- Plastic box w / lid (Here I pack everything that has to do with the primus, so it is quick to set up in the tent.)
Food on a trip with a pulk
Food I've skipped writing too much about in this post. But here it is up to each individual to find out what they like best. However, in winter, foods containing bag/water are good to avoid, as this freezes. Common on winter trips are: Oatmeal, rice porridge, crispbread, sausage snabb, freeze-dried food (e.g. from Real Turmat), soups, nuts and chocolate. But you can also cook delicious food in the winter, if you prepare a little at home. It's only up to your imagination.
- Toilet paper
- Sunglasses (Don't drop these, not cool to be snowblind....)
- First aid (blister patch, bandage, compresses, plasters, sports tape, painkillers +)
- GPS Emergency transmitter – This is an extra peace of mind when hiking in the mountains alone and to tell those at home that everything is fine or if you need help, even if you do not have mobile coverage.
- Duct tape – You can fix most things with this in case of an accident.
- Additional matches

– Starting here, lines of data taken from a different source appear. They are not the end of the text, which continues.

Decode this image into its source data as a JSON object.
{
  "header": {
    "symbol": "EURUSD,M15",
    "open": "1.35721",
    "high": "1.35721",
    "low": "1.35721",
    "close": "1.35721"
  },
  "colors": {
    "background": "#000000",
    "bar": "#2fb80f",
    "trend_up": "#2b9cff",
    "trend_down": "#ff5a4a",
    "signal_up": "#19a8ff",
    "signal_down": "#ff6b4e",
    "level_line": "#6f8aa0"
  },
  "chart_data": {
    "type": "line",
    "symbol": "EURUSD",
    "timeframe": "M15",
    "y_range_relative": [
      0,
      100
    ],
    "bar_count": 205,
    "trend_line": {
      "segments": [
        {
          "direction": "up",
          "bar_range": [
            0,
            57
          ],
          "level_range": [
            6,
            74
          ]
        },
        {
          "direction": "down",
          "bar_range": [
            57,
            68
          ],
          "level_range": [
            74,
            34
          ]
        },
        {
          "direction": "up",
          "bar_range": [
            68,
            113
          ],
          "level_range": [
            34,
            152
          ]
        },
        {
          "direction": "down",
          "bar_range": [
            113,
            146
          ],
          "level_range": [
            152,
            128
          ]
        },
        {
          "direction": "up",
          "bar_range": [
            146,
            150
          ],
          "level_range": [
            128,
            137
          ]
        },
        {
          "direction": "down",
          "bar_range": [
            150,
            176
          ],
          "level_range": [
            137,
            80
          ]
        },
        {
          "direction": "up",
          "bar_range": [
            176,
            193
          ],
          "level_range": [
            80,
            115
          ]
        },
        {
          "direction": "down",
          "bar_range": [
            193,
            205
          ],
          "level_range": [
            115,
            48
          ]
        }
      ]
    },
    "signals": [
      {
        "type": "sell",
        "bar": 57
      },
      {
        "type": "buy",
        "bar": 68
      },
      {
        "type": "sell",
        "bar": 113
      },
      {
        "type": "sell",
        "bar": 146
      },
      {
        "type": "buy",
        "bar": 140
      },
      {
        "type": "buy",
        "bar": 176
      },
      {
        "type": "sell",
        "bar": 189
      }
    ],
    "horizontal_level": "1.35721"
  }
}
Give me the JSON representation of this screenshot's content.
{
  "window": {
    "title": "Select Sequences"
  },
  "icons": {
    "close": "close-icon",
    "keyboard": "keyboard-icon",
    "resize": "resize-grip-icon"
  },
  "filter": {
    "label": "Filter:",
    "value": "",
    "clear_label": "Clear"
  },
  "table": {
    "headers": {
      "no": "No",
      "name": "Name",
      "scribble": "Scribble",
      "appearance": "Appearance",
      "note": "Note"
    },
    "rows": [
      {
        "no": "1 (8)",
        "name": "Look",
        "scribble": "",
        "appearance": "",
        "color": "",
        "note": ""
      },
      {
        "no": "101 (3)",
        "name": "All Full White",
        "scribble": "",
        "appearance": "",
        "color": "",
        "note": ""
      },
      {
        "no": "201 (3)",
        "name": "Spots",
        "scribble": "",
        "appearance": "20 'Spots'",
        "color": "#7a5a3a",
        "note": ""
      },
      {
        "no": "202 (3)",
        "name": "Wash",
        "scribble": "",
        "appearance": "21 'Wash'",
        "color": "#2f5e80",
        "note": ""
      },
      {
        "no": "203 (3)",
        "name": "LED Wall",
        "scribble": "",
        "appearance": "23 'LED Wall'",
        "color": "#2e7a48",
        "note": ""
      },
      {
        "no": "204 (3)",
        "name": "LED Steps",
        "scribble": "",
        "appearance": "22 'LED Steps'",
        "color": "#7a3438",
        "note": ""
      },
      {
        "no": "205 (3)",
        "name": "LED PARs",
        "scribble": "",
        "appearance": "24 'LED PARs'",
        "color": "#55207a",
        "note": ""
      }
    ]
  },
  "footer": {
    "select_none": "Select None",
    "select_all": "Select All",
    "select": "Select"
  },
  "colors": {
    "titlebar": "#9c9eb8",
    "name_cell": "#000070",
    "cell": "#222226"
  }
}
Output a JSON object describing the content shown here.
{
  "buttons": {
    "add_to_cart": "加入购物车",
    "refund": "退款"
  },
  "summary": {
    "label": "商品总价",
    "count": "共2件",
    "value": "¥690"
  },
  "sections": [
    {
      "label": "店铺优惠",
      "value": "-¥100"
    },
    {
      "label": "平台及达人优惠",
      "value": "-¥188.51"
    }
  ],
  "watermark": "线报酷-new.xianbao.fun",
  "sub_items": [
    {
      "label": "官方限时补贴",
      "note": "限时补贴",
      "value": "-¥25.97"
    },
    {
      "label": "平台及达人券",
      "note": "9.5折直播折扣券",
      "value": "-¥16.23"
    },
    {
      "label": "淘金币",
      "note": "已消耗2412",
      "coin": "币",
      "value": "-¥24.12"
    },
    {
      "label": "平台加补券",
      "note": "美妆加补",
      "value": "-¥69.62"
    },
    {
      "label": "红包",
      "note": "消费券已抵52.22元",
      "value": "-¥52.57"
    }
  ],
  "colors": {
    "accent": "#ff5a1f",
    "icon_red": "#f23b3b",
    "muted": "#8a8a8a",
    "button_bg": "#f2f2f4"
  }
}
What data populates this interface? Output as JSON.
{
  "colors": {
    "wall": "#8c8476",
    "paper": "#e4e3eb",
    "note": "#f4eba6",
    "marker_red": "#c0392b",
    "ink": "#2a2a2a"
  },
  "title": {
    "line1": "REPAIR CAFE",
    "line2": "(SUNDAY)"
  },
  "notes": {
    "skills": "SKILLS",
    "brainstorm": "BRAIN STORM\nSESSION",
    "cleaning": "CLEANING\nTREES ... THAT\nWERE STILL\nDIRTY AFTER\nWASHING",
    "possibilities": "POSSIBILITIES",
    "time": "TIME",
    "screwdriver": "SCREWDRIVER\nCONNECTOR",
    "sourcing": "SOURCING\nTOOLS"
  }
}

- Rope kit sleeping pad
- Money/Cards – Always good to bring some coins, notes and bank cards in case there is a toll road or fancy a soda / chocolate at a cabin etc.
- Windbag (This should always be in your backpack if you travel in the mountains)
These are things you don't need to bring, but that can make your trip a little better even if the weight also increases.
- Temperature and wind gauge
- iPad – This probably makes a lot of people frown, don't you go out to drop this? Yes, but on some trips alone, especially in winter, it can get boring when you have to set up camp at 4 p.m. because it has become dark, then you can watch a movie/series, read an e-book or draw eg.
- Book – Good entertaining if you are going to sit and enjoy the sun outside the tent or are weatherproof inside the tent.
- Bivouac shoes (Nice to have on your legs in your sleeping bag if it's cold or if you have coatings underneath, you can use them in the campsite.)
- Christmas tree lights on battery (Increases the coziness of the tent a few notches and provides a nice light to work in the tent with)
- Membership card DNT /DNT Key (If you want to sleep at one of DNT's many cabins around the country.)
- Battery charger / solar panel – Especially nice on longer trips. This allows you to charge anything that can be charged with USB/Cigarette lighter such as mobile, flashlight, camera, etc.
- Kamera (Canon 6D)
- Lens (Canon 24-105 f/4 (now replaced for Canon 24-70 f/2.8 due to error) and Canon 15mm f/2.8 Fisheye)
- Wireless remote trigger (I can set this so I can take pictures at intervals of e.g. 5 seconds. This way, I get to take pictures of myself on a walk and don't have to run back and forth to turn on hours on camera. It can also be used for timelapse and for taking long exposure photos.)
- Filter (ND and PL)
- Microfiber cloth (Uses one that I have bought in the grocery store that is for "Glass", when you need to brush the lens this is the one that does the job best. The clothes often work very poorly for this.)
- Tripod (MeFoto Backpacker)
- Extra battery
- Additional memory card
- Photo bag – which I attach to the D-rings on the shoulder straps of the backpack. Then I always have a camera readily available on my stomach, while it is protected if I should trip or that a small rain shower should come.
Have a good trip!